ASSIGNED TASK
Below are the records; give the number of their lines that contain the word "third" and nothing more.

-------- GIVEN INFORMATION

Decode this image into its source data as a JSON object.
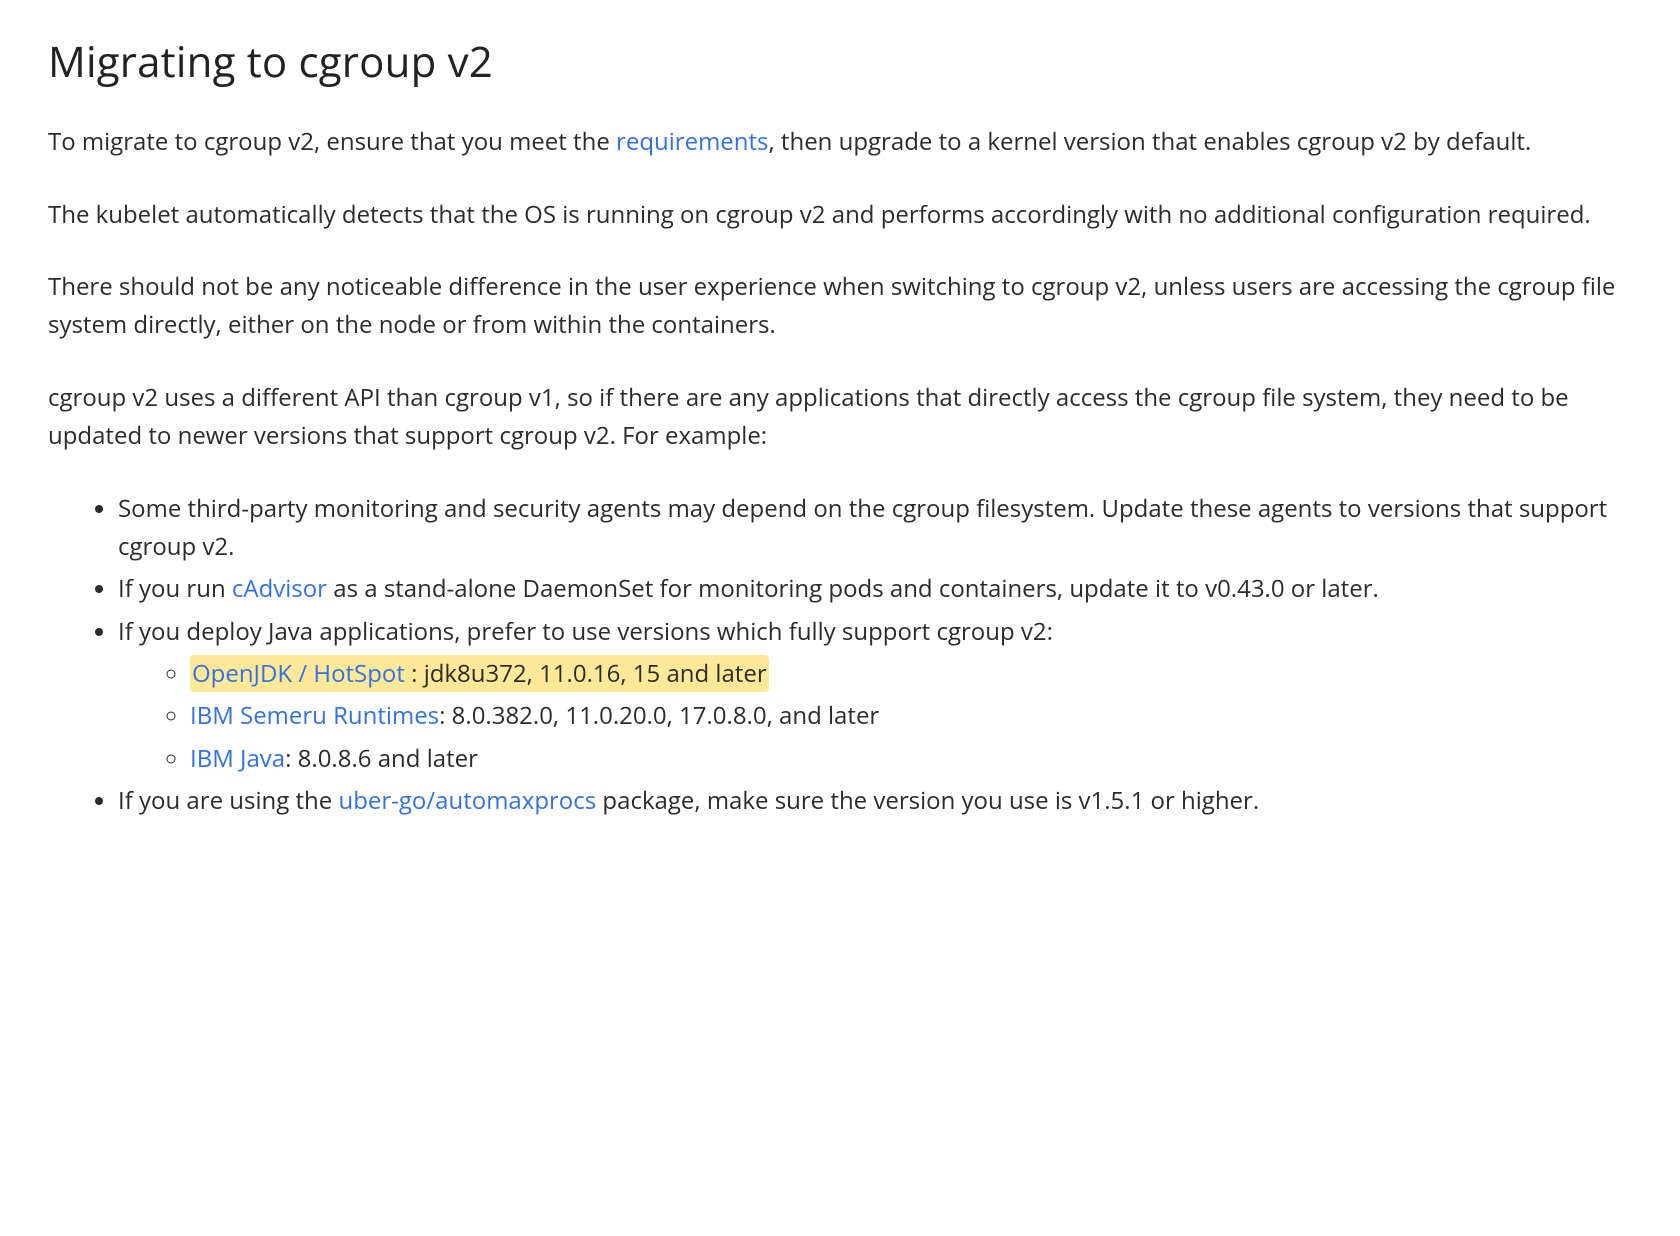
{
  "heading": "Migrating to cgroup v2",
  "p1_a": "To migrate to cgroup v2, ensure that you meet the ",
  "p1_link": "requirements",
  "p1_b": ", then upgrade to a kernel version that enables cgroup v2 by default.",
  "p2": "The kubelet automatically detects that the OS is running on cgroup v2 and performs accordingly with no additional configuration required.",
  "p3": "There should not be any noticeable difference in the user experience when switching to cgroup v2, unless users are accessing the cgroup file system directly, either on the node or from within the containers.",
  "p4": "cgroup v2 uses a different API than cgroup v1, so if there are any applications that directly access the cgroup file system, they need to be updated to newer versions that support cgroup v2. For example:",
  "li1": "Some third-party monitoring and security agents may depend on the cgroup filesystem. Update these agents to versions that support cgroup v2.",
  "li2_a": "If you run ",
  "li2_link": "cAdvisor",
  "li2_b": " as a stand-alone DaemonSet for monitoring pods and containers, update it to v0.43.0 or later.",
  "li3": "If you deploy Java applications, prefer to use versions which fully support cgroup v2:",
  "li3a_link": "OpenJDK / HotSpot",
  "li3a_sep": " : ",
  "li3a_rest": "jdk8u372, 11.0.16, 15 and later",
  "li3b_link": "IBM Semeru Runtimes",
  "li3b_rest": ": 8.0.382.0, 11.0.20.0, 17.0.8.0, and later",
  "li3c_link": "IBM Java",
  "li3c_rest": ": 8.0.8.6 and later",
  "li4_a": "If you are using the ",
  "li4_link": "uber-go/automaxprocs",
  "li4_b": " package, make sure the version you use is v1.5.1 or higher."
}
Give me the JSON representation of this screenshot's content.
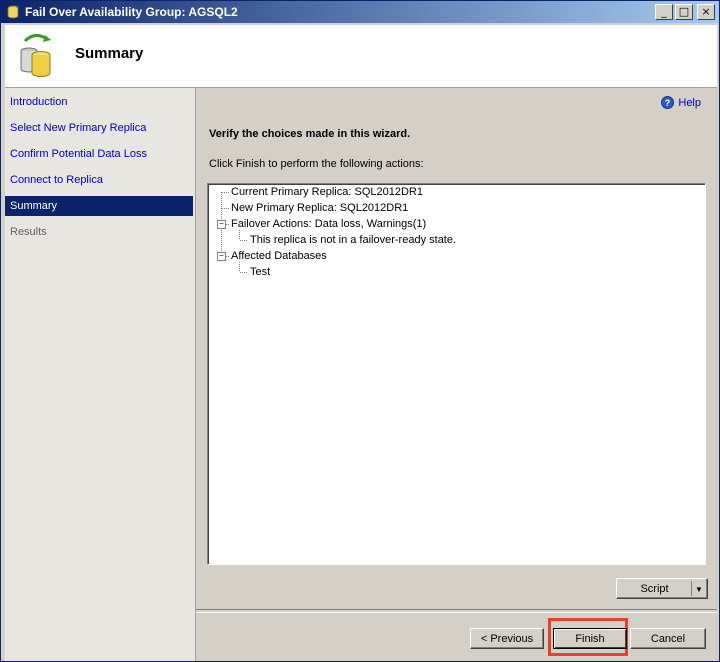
{
  "window": {
    "title": "Fail Over Availability Group: AGSQL2",
    "controls": {
      "minimize": "_",
      "maximize": "□",
      "close": "×"
    }
  },
  "header": {
    "title": "Summary",
    "icon": "database-sync-icon"
  },
  "sidebar": {
    "items": [
      {
        "label": "Introduction",
        "state": "link"
      },
      {
        "label": "Select New Primary Replica",
        "state": "link"
      },
      {
        "label": "Confirm Potential Data Loss",
        "state": "link"
      },
      {
        "label": "Connect to Replica",
        "state": "link"
      },
      {
        "label": "Summary",
        "state": "active"
      },
      {
        "label": "Results",
        "state": "disabled"
      }
    ]
  },
  "content": {
    "help": "Help",
    "heading": "Verify the choices made in this wizard.",
    "subtext": "Click Finish to perform the following actions:",
    "tree": {
      "nodes": [
        {
          "text": "Current Primary Replica: SQL2012DR1"
        },
        {
          "text": "New Primary Replica: SQL2012DR1"
        },
        {
          "text": "Failover Actions: Data loss, Warnings(1)",
          "expanded": true
        },
        {
          "text": "This replica is not in a failover-ready state."
        },
        {
          "text": "Affected Databases",
          "expanded": true
        },
        {
          "text": "Test"
        }
      ],
      "expander_symbol": "−"
    },
    "script_button": "Script",
    "script_arrow": "▼"
  },
  "footer": {
    "previous": "< Previous",
    "finish": "Finish",
    "cancel": "Cancel"
  },
  "colors": {
    "highlight": "#e8402a",
    "active_nav": "#0a246a",
    "link": "#0000c0"
  }
}
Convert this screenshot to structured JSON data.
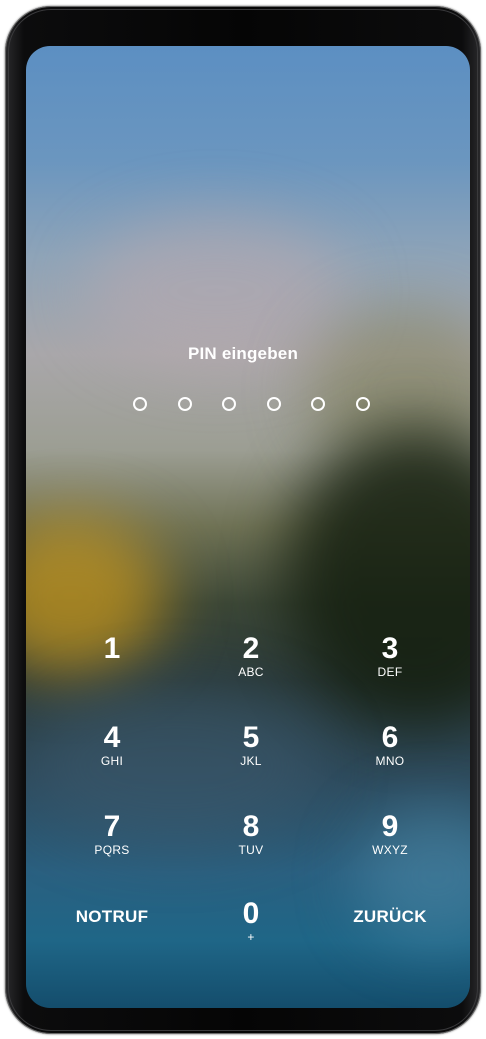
{
  "lockscreen": {
    "prompt": "PIN eingeben",
    "pin_length_slots": 6,
    "entered_digits": 0
  },
  "keypad": {
    "keys": [
      {
        "digit": "1",
        "letters": ""
      },
      {
        "digit": "2",
        "letters": "ABC"
      },
      {
        "digit": "3",
        "letters": "DEF"
      },
      {
        "digit": "4",
        "letters": "GHI"
      },
      {
        "digit": "5",
        "letters": "JKL"
      },
      {
        "digit": "6",
        "letters": "MNO"
      },
      {
        "digit": "7",
        "letters": "PQRS"
      },
      {
        "digit": "8",
        "letters": "TUV"
      },
      {
        "digit": "9",
        "letters": "WXYZ"
      },
      {
        "digit": "0",
        "letters": "+"
      }
    ],
    "emergency_label": "NOTRUF",
    "back_label": "ZURÜCK"
  },
  "colors": {
    "text": "#ffffff"
  }
}
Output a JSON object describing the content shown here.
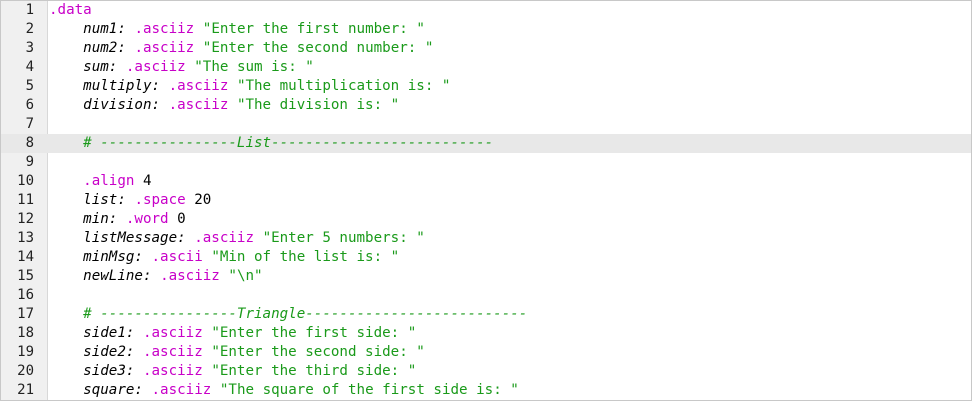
{
  "editor": {
    "current_line": 8,
    "lines": [
      {
        "n": "1",
        "indent": "",
        "tokens": [
          {
            "t": "dir",
            "v": ".data"
          }
        ]
      },
      {
        "n": "2",
        "indent": "    ",
        "tokens": [
          {
            "t": "lbl",
            "v": "num1:"
          },
          {
            "t": "plain",
            "v": " "
          },
          {
            "t": "dir",
            "v": ".asciiz"
          },
          {
            "t": "plain",
            "v": " "
          },
          {
            "t": "str",
            "v": "\"Enter the first number: \""
          }
        ]
      },
      {
        "n": "3",
        "indent": "    ",
        "tokens": [
          {
            "t": "lbl",
            "v": "num2:"
          },
          {
            "t": "plain",
            "v": " "
          },
          {
            "t": "dir",
            "v": ".asciiz"
          },
          {
            "t": "plain",
            "v": " "
          },
          {
            "t": "str",
            "v": "\"Enter the second number: \""
          }
        ]
      },
      {
        "n": "4",
        "indent": "    ",
        "tokens": [
          {
            "t": "lbl",
            "v": "sum:"
          },
          {
            "t": "plain",
            "v": " "
          },
          {
            "t": "dir",
            "v": ".asciiz"
          },
          {
            "t": "plain",
            "v": " "
          },
          {
            "t": "str",
            "v": "\"The sum is: \""
          }
        ]
      },
      {
        "n": "5",
        "indent": "    ",
        "tokens": [
          {
            "t": "lbl",
            "v": "multiply:"
          },
          {
            "t": "plain",
            "v": " "
          },
          {
            "t": "dir",
            "v": ".asciiz"
          },
          {
            "t": "plain",
            "v": " "
          },
          {
            "t": "str",
            "v": "\"The multiplication is: \""
          }
        ]
      },
      {
        "n": "6",
        "indent": "    ",
        "tokens": [
          {
            "t": "lbl",
            "v": "division:"
          },
          {
            "t": "plain",
            "v": " "
          },
          {
            "t": "dir",
            "v": ".asciiz"
          },
          {
            "t": "plain",
            "v": " "
          },
          {
            "t": "str",
            "v": "\"The division is: \""
          }
        ]
      },
      {
        "n": "7",
        "indent": "",
        "tokens": []
      },
      {
        "n": "8",
        "indent": "    ",
        "tokens": [
          {
            "t": "cmt",
            "v": "# ----------------List--------------------------"
          }
        ]
      },
      {
        "n": "9",
        "indent": "",
        "tokens": []
      },
      {
        "n": "10",
        "indent": "    ",
        "tokens": [
          {
            "t": "dir",
            "v": ".align"
          },
          {
            "t": "plain",
            "v": " "
          },
          {
            "t": "num",
            "v": "4"
          }
        ]
      },
      {
        "n": "11",
        "indent": "    ",
        "tokens": [
          {
            "t": "lbl",
            "v": "list:"
          },
          {
            "t": "plain",
            "v": " "
          },
          {
            "t": "dir",
            "v": ".space"
          },
          {
            "t": "plain",
            "v": " "
          },
          {
            "t": "num",
            "v": "20"
          }
        ]
      },
      {
        "n": "12",
        "indent": "    ",
        "tokens": [
          {
            "t": "lbl",
            "v": "min:"
          },
          {
            "t": "plain",
            "v": " "
          },
          {
            "t": "dir",
            "v": ".word"
          },
          {
            "t": "plain",
            "v": " "
          },
          {
            "t": "num",
            "v": "0"
          }
        ]
      },
      {
        "n": "13",
        "indent": "    ",
        "tokens": [
          {
            "t": "lbl",
            "v": "listMessage:"
          },
          {
            "t": "plain",
            "v": " "
          },
          {
            "t": "dir",
            "v": ".asciiz"
          },
          {
            "t": "plain",
            "v": " "
          },
          {
            "t": "str",
            "v": "\"Enter 5 numbers: \""
          }
        ]
      },
      {
        "n": "14",
        "indent": "    ",
        "tokens": [
          {
            "t": "lbl",
            "v": "minMsg:"
          },
          {
            "t": "plain",
            "v": " "
          },
          {
            "t": "dir",
            "v": ".ascii"
          },
          {
            "t": "plain",
            "v": " "
          },
          {
            "t": "str",
            "v": "\"Min of the list is: \""
          }
        ]
      },
      {
        "n": "15",
        "indent": "    ",
        "tokens": [
          {
            "t": "lbl",
            "v": "newLine:"
          },
          {
            "t": "plain",
            "v": " "
          },
          {
            "t": "dir",
            "v": ".asciiz"
          },
          {
            "t": "plain",
            "v": " "
          },
          {
            "t": "str",
            "v": "\"\\n\""
          }
        ]
      },
      {
        "n": "16",
        "indent": "",
        "tokens": []
      },
      {
        "n": "17",
        "indent": "    ",
        "tokens": [
          {
            "t": "cmt",
            "v": "# ----------------Triangle--------------------------"
          }
        ]
      },
      {
        "n": "18",
        "indent": "    ",
        "tokens": [
          {
            "t": "lbl",
            "v": "side1:"
          },
          {
            "t": "plain",
            "v": " "
          },
          {
            "t": "dir",
            "v": ".asciiz"
          },
          {
            "t": "plain",
            "v": " "
          },
          {
            "t": "str",
            "v": "\"Enter the first side: \""
          }
        ]
      },
      {
        "n": "19",
        "indent": "    ",
        "tokens": [
          {
            "t": "lbl",
            "v": "side2:"
          },
          {
            "t": "plain",
            "v": " "
          },
          {
            "t": "dir",
            "v": ".asciiz"
          },
          {
            "t": "plain",
            "v": " "
          },
          {
            "t": "str",
            "v": "\"Enter the second side: \""
          }
        ]
      },
      {
        "n": "20",
        "indent": "    ",
        "tokens": [
          {
            "t": "lbl",
            "v": "side3:"
          },
          {
            "t": "plain",
            "v": " "
          },
          {
            "t": "dir",
            "v": ".asciiz"
          },
          {
            "t": "plain",
            "v": " "
          },
          {
            "t": "str",
            "v": "\"Enter the third side: \""
          }
        ]
      },
      {
        "n": "21",
        "indent": "    ",
        "tokens": [
          {
            "t": "lbl",
            "v": "square:"
          },
          {
            "t": "plain",
            "v": " "
          },
          {
            "t": "dir",
            "v": ".asciiz"
          },
          {
            "t": "plain",
            "v": " "
          },
          {
            "t": "str",
            "v": "\"The square of the first side is: \""
          }
        ]
      }
    ]
  },
  "colors": {
    "directive": "#c800c8",
    "string": "#1a9a1a",
    "comment": "#1a9a1a",
    "current_line_bg": "#e8e8e8",
    "gutter_bg": "#f0f0f0"
  }
}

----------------

SOLUTION TO THE PROBLEM
2